Despite intensified competition from fierce rivals including Microsoft and Wal-Mart Stores., Apple’s iTunes store in 2010 managed to hold onto its dominance in the U.S. market for movie electronic sell through (EST) and Internet video on demand (iVOD), new IHS Screen Digest research from iSuppli (http://www.isuppli.com) shows.
The iTunes accounted for more than two-thirds of U.S. EST/iVOD movie consumer spending in 2010, at 64.5%, down from 74.4% in 2009. The company also maintained its control of three quarters of the U.S. EST business in 2010. Apple’s hold on its market share supremacy was all the more impressive given that the business underwent a significant expansion in 2010, with EST/iVOD movie revenue rising by more than 60% for the year.
“The iTunes online store showed remarkable competitive resilience last year in the U.S. EST/iVOD movie business, staving off a growing field of tough challengers while keeping pace with an dramatic expansion for the overall market,” says Arash Amel, research director, digital media, for IHS. “Apple faced serious competition from Microsoft’s Zune Video and Sony Corp.’s PlayStation Store, as well as from Amazon and — most significantly — Wal-Mart. However, iTunes managed to grow because of the introductions of the iPad and the second-generation Apple TV, which have spurred the company’s movie rental offerings and have invigorated the iTunes multi-screen ecosystem. We expect that in the United States, Apple’s strong performance in iVOD will allow it to continue to bypass the video on demand services offered by many major cable operators.”

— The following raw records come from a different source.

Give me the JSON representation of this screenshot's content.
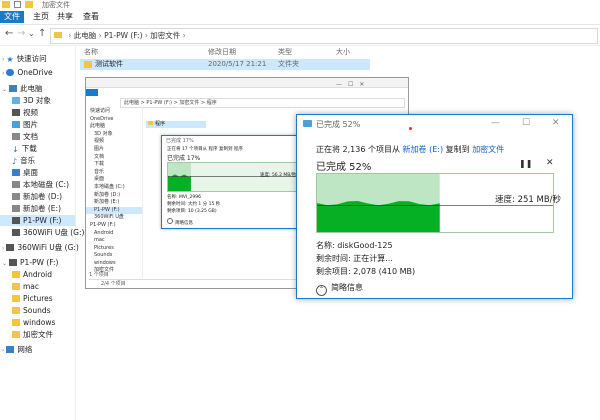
{
  "window": {
    "title": "加密文件"
  },
  "ribbon": {
    "tabs": [
      "文件",
      "主页",
      "共享",
      "查看"
    ]
  },
  "address": {
    "path": [
      "此电脑",
      "P1-PW (F:)",
      "加密文件"
    ]
  },
  "columns": [
    "名称",
    "修改日期",
    "类型",
    "大小"
  ],
  "files": [
    {
      "name": "测试软件",
      "date": "2020/5/17 21:21",
      "type": "文件夹"
    }
  ],
  "sidebar": {
    "items": [
      "快速访问",
      "OneDrive",
      "此电脑",
      "3D 对象",
      "视频",
      "图片",
      "文档",
      "下载",
      "音乐",
      "桌面",
      "本地磁盘 (C:)",
      "新加卷 (D:)",
      "新加卷 (E:)",
      "P1-PW (F:)",
      "360WiFi U盘 (G:)",
      "360WiFi U盘 (G:)",
      "P1-PW (F:)",
      "Android",
      "mac",
      "Pictures",
      "Sounds",
      "windows",
      "加密文件",
      "网络"
    ]
  },
  "dialog": {
    "title": "已完成 52%",
    "line1_prefix": "正在将 2,136 个项目从",
    "source": "新加卷 (E:)",
    "line1_mid": "复制到",
    "dest": "加密文件",
    "progress_label": "已完成 52%",
    "percent": 52,
    "speed": "速度: 251 MB/秒",
    "name": "名称: diskGood-125",
    "time_left": "剩余时间: 正在计算...",
    "items_left": "剩余项目: 2,078 (410 MB)",
    "less_info": "简略信息"
  },
  "inner": {
    "address": "此电脑 > P1-PW (F:) > 加密文件 > 程序",
    "folder": "程序",
    "status": "1 个项目",
    "status2": "2/4 个项目",
    "dialog": {
      "title": "已完成 17%",
      "line1": "正在将 17 个项目从 程序 复制到 程序",
      "progress_label": "已完成 17%",
      "percent": 17,
      "speed": "速度: 56.2 MB/秒",
      "name": "名称: MVI_2996",
      "time_left": "剩余时间: 大约 1 分 15 秒",
      "items_left": "剩余项目: 10 (3.25 GB)",
      "less_info": "简略信息"
    },
    "sidebar": [
      "快速访问",
      "OneDrive",
      "此电脑",
      "3D 对象",
      "视频",
      "图片",
      "文档",
      "下载",
      "音乐",
      "桌面",
      "本地磁盘 (C:)",
      "新加卷 (D:)",
      "新加卷 (E:)",
      "P1-PW (F:)",
      "360WiFi U盘",
      "P1-PW (F:)",
      "Android",
      "mac",
      "Pictures",
      "Sounds",
      "windows",
      "加密文件"
    ]
  },
  "colors": {
    "accent": "#1979ca",
    "progress": "#06b025",
    "progress_bg": "#bfe6c4",
    "link": "#1060c8"
  }
}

Competition from Microsoft intensified in both the movie EST and iVOD segments in 2010 because of the highly successful launch of its Kinect 3D motion controller system for its Xbox 360 video game console. This resulted in a bumper fourth quarter for movie revenue on the Zune Video platform, cementing the No. 2 market rank for Microsoft.
Microsoft in 2010 accounted for 17.9% of U.S. movie EST/iVOD consumer spending, up from 11.6% in 2009. Sony in 2010 maintained the number three position in the U.S. market with a 7.2% share, up from 5.7%t in 2009. However, the company is facing rising competition in the United States by Amazon VOD — and Wal-Mart’s Vudu service.
While these major players continue to ramp up the competitive pressure on Apple, the most fearsome rival for iTunes in the future could be a giant company that was only a small player in 2010: Wal-Mart. Wal-Mart’s aggressive drive for market share for its U.S. online movies service Vudu, has generated a spike in consumption for the service starting in the fourth quarter of 2010. The company announced $0.99 promotional pricing on iVOD movies and support for a wider range of living room devices, including Sony’s PlayStation 3 video game console.
“The future of the online movie business may come down to competitive battle between Apple and Wal-Mart,” Amel says. “Although Wal-Mart is not on the charts yet, the company soon will become a major player if its current momentum continues. The company already represents a critical source of revenue for the major Hollywood studios because of its massive sales of Blu-ray and DVD movies — and now is expanding this business into the online realm.”
Wal-Mart generated more than $3.5 billion in revenues to the studios from sales of physical movies in 2010, IHS Screen Digest research indicates.